Translation of fiesta in Spanish:


fiesta, n.

Pronunciation /fiˈɛstə/ /fɪˈɛstə/

See Spanish definition of fiesta

nounplural fiestas

  • 1
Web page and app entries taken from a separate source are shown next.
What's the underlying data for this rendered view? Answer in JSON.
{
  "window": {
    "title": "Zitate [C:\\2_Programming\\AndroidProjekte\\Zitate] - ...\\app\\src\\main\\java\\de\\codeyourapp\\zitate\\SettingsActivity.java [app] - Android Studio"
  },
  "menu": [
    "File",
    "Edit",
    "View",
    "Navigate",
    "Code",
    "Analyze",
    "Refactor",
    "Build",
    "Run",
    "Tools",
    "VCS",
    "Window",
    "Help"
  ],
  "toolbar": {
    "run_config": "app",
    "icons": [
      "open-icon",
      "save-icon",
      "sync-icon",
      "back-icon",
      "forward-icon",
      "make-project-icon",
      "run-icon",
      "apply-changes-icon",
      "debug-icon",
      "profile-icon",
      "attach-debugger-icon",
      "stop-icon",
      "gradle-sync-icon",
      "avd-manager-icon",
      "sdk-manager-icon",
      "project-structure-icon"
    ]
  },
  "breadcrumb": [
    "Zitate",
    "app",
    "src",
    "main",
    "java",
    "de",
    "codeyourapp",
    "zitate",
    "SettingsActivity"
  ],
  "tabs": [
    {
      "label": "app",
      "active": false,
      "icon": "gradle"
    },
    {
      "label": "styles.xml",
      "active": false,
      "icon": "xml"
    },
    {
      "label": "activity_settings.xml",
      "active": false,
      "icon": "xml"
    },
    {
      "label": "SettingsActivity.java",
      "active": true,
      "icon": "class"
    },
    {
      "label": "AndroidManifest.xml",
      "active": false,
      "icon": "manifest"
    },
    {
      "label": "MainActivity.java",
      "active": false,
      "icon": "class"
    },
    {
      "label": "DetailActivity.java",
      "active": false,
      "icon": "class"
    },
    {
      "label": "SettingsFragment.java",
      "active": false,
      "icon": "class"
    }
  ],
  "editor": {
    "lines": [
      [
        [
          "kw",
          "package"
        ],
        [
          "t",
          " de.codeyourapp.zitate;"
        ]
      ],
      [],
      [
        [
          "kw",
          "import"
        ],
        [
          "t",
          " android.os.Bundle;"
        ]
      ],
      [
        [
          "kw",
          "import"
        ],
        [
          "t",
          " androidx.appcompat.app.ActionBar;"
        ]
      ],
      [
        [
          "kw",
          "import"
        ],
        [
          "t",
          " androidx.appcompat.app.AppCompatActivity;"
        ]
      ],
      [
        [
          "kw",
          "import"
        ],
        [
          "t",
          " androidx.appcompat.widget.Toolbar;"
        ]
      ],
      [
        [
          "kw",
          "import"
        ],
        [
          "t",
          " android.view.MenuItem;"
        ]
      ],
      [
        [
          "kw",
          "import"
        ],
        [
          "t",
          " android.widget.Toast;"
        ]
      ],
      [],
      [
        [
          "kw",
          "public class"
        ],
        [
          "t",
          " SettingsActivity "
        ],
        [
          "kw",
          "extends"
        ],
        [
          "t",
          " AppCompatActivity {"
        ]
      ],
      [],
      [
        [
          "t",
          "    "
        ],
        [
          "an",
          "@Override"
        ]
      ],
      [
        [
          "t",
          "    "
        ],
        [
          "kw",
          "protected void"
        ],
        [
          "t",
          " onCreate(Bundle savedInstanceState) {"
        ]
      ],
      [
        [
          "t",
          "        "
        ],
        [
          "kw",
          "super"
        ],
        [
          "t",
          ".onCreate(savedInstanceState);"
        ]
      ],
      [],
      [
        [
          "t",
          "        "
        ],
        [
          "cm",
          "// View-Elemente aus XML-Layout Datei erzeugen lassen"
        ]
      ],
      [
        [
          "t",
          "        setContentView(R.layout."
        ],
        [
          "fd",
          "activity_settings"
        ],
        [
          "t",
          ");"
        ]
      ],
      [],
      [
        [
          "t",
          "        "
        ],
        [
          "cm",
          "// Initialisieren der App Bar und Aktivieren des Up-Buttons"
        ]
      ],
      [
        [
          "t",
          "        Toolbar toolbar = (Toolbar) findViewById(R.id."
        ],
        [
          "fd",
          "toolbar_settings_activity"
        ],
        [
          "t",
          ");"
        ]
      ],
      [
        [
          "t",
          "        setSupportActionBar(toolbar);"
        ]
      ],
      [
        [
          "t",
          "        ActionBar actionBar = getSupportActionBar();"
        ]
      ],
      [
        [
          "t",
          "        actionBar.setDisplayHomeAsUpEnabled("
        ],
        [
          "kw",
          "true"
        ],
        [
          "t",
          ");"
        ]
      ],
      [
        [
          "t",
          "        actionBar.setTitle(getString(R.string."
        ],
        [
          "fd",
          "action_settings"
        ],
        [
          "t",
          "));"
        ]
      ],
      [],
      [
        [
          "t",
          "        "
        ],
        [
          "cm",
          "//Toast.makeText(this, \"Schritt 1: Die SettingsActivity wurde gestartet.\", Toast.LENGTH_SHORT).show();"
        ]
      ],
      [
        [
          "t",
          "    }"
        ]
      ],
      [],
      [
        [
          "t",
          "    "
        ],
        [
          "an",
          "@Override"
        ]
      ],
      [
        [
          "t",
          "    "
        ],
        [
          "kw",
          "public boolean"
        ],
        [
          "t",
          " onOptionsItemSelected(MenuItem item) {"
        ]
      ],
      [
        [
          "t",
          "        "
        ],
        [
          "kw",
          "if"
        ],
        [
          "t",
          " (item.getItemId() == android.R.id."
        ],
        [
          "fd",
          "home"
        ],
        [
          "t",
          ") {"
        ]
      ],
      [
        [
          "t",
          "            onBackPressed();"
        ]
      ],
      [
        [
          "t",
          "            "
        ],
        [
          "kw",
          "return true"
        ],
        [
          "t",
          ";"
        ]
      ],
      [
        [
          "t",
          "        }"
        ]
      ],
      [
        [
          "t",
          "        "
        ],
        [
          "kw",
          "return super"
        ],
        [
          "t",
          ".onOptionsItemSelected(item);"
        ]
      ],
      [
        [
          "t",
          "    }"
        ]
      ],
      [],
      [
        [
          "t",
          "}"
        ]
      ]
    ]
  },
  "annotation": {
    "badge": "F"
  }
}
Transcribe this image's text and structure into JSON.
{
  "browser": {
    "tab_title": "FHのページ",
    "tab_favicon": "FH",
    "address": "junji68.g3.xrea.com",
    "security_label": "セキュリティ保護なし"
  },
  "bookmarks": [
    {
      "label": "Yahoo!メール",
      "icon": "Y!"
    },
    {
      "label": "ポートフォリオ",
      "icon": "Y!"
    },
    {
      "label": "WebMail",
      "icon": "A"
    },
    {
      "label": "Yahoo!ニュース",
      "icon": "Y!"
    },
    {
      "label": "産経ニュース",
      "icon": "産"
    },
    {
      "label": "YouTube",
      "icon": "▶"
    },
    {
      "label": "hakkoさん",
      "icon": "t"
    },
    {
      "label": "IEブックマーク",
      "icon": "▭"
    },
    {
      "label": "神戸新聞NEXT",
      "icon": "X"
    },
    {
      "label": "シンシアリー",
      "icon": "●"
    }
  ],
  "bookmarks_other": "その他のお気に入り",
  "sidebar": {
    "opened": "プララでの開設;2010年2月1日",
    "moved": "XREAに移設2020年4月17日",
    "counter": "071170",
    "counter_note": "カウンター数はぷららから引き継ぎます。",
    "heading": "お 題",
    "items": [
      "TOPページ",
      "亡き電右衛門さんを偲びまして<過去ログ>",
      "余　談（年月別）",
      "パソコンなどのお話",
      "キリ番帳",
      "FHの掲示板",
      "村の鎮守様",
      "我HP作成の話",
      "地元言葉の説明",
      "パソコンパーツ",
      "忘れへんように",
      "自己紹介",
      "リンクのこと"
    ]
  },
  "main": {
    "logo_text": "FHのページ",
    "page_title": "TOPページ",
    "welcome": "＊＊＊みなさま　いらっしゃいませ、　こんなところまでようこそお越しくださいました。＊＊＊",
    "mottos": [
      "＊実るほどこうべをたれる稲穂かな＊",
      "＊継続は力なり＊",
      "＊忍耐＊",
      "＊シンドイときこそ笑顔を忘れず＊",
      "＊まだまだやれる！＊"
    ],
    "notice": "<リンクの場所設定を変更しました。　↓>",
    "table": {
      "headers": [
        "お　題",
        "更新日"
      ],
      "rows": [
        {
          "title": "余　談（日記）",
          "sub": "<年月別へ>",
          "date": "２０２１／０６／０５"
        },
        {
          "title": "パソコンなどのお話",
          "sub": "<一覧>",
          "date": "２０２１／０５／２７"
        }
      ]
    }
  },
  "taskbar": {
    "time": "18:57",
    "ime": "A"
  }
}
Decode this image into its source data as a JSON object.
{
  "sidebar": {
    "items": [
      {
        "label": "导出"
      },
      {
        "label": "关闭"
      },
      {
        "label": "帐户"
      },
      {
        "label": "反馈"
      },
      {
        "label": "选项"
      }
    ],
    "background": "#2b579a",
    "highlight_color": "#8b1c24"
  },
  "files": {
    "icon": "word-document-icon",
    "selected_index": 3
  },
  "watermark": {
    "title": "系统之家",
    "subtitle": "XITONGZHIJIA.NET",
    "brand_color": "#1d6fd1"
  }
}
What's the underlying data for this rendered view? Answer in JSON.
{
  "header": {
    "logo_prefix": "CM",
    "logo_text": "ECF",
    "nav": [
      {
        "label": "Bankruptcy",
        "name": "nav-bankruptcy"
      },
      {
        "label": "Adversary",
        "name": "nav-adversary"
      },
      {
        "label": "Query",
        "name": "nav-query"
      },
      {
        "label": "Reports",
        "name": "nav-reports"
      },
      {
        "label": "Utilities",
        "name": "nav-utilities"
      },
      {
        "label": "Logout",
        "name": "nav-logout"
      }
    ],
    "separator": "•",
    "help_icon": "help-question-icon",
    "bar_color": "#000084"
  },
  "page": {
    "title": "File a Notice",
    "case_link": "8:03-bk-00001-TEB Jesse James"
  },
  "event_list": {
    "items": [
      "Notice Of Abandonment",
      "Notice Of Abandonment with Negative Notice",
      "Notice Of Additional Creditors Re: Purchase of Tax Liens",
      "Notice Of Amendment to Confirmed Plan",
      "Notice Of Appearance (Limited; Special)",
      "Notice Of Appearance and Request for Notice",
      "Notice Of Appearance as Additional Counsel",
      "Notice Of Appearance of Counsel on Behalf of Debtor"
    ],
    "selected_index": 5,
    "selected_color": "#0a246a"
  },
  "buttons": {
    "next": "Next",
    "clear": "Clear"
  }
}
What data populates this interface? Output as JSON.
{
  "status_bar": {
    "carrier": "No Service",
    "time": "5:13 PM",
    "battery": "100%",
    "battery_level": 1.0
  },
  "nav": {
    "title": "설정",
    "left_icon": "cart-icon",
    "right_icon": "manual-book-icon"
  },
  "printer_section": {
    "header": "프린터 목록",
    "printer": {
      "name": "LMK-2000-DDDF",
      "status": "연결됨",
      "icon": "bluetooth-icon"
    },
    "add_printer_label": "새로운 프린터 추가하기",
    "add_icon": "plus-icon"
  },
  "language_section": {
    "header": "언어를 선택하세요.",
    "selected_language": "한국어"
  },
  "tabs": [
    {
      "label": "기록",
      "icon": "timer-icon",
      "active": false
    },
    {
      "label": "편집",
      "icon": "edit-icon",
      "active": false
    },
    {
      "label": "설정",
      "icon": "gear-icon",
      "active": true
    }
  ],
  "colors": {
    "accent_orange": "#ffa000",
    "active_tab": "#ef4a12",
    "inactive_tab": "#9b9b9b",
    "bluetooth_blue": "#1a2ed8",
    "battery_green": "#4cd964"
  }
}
    fiesta feminine
    • Colombians participate enthusiastically in the many secular and religious fiestas around the country.
    • The remaining cash is further divided among communities, purchasing public works, sports facilities, community fiestas and religious services.
    • The principal form of entertainment in the Andes is the regular festivals or fiestas that exist to mark the agricultural or religious calendar.
    • In the sierra, and especially in villages, Ecuadoran Catholic practice centers around fiestas honoring the various saints' days of the Christian year.
    • We need not wait to experience the glory of a grand fiesta together.
    • Traditional dances are performed at festivals and fiestas, and children study this aspect of their heritage in after-school programs.
    • Information about Spanish fiestas is covered and a search facility is provided.
    • The story of the fiesta is surrounded by religion, legend and the fiery Basque spirit.
    • The saint's day is celebrated by a fiesta that includes a religious ceremony.
    • The Catholic religion is taught in public schools throughout the country, and fiestas corresponding to Church holidays are among the most important social events of the year, even in larger cities.
    • Every community (rural or urban) has its own patron saint who is honored with processions and fiestas every year.
    • Rural villages have a patron saint who is honored each year with a fiesta.
    • Each province has at least one local festival of its own, usually on the feast of its patron saint, so that there is always a fiesta going on somewhere in the country.
    • The dances are performed at fiestas in honor of the local saint.
    • Although there were no bulls, tomatoes or flying goats, the event was a bit of fun nonetheless and probably more typical of the average Spanish fiesta.
    • Musical performance at modern fiestas in the Andes not only contains layer upon layer of meaning, but it provides a ritualized space in which the historical encounters that produced such meaning are performed again.
    • ‘Whether it be at their fiestas or in their street food, people in Mexico are really passionate about food,’ he insists.
    • The town was celebrating their fiesta so when they arrived, there were a lot of people in the streets.
    • Between August 1 and 6, San Salvador holds a fiesta (major celebration) commemorating the Transfiguration of Christ.
    • By using field trips and classroom visitors, you can expose children to various cultural dances, fiestas, parades, and other events.